In his own words, Bob Crandall, CEO of American from 1985 to 1998, “thought originally it would be something that firms would buy for top employees. It soon became apparent that the public were smarter than we were.”
Rothstein, Vroom, and few others took the pass far beyond personal use.
Often Rothstein would pick out complete strangers at an airport, and give them an upgrade offer they couldn’t refuse. Over a period of four years, Rothstein made over 3,000 reservations, but cancelled 2,500 of them—evidence American used to support their allegations he committed fraud by selling his seats. These charges led to Rothstein’s dismissal from and the AAirpass program and frequent flyer account suspended, as documented in this letter.
Vroom’s profile suggested a similar behavior, often flying with folks he had never traveled with before, and often returning without staying overnight.
So American began trying to catch suspect Mr. Vroom, in the act of selling their seats:
In one instance, an American security agent called Sam Mulroy, a Dallas personal trainer who had been set to fly with Vroom to Europe, and told him his trip had been canceled.
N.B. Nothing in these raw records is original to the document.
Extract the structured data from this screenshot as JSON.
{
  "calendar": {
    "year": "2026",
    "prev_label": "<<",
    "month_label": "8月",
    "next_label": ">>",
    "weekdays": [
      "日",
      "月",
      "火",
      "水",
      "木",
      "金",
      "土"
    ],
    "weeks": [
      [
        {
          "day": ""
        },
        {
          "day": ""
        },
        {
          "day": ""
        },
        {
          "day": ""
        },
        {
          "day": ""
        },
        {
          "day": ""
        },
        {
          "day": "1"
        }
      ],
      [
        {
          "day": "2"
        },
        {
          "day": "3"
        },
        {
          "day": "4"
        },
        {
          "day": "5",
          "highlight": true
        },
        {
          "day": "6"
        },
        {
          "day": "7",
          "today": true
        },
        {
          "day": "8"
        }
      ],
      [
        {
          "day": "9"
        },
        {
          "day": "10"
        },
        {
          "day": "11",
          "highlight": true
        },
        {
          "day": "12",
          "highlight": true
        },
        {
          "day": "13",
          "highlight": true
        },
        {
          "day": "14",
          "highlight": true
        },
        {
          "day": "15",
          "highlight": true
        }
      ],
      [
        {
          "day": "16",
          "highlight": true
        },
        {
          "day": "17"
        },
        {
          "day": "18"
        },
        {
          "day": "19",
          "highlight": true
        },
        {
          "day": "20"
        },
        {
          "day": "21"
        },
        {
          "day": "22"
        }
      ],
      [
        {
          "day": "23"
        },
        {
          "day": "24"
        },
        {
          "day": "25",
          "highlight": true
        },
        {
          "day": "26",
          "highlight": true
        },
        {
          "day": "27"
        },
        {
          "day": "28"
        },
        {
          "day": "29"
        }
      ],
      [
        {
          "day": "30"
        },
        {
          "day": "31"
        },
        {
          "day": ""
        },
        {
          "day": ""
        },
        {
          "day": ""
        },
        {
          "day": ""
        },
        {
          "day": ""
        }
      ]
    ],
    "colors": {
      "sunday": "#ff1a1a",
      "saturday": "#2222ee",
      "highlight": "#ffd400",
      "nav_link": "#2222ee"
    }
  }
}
The agent promised a first-class ticket if he admitted to paying Vroom, according to company emails and correspondence.
So it can wrong for Vroom to use his ticket as he saw fit—that is to give generously, but yet still ok for resort extort to bribery?
Evidently, American had no qualms about this, and subsequently cancelled and membership and closed his account, providing this notification.
To be clear, the program has not been suspended–though passes are no longer available for purchase, but is still honored for the other 60 or so members of the AAirpass program.
To be honest, I agree with both sides. In purchasing a product, these passengers had obtained a product, in this case unlimited tickets that they were legally obliged to utilize as they see fit. I mean, following full payment and receipt of a product, wouldn’t you expect that they could rightfully use and disperse said item as they saw fit?
On the other hand, the practices of Rothstein and Vroom, costs American millions of dollars, especially when holding seats up until the last minute that could otherwise been sold. If passengers are costing an airline money by abusing a program, then it is reasonable to expected them to be booted from the airline’s frequent flyer program.
And back to the case for the passengers, I think it quite disturbing and completely unacceptable that the airline itself would attempt bribery in order to obtain a fraudulent confession in the case of Mulroy, Vroom’s acquaintance. Great moral standing, American – respond unethically in light of supposed allegations.
So, was American really in the wrong, or were these passengers just taking “AAdvantage” of the situation?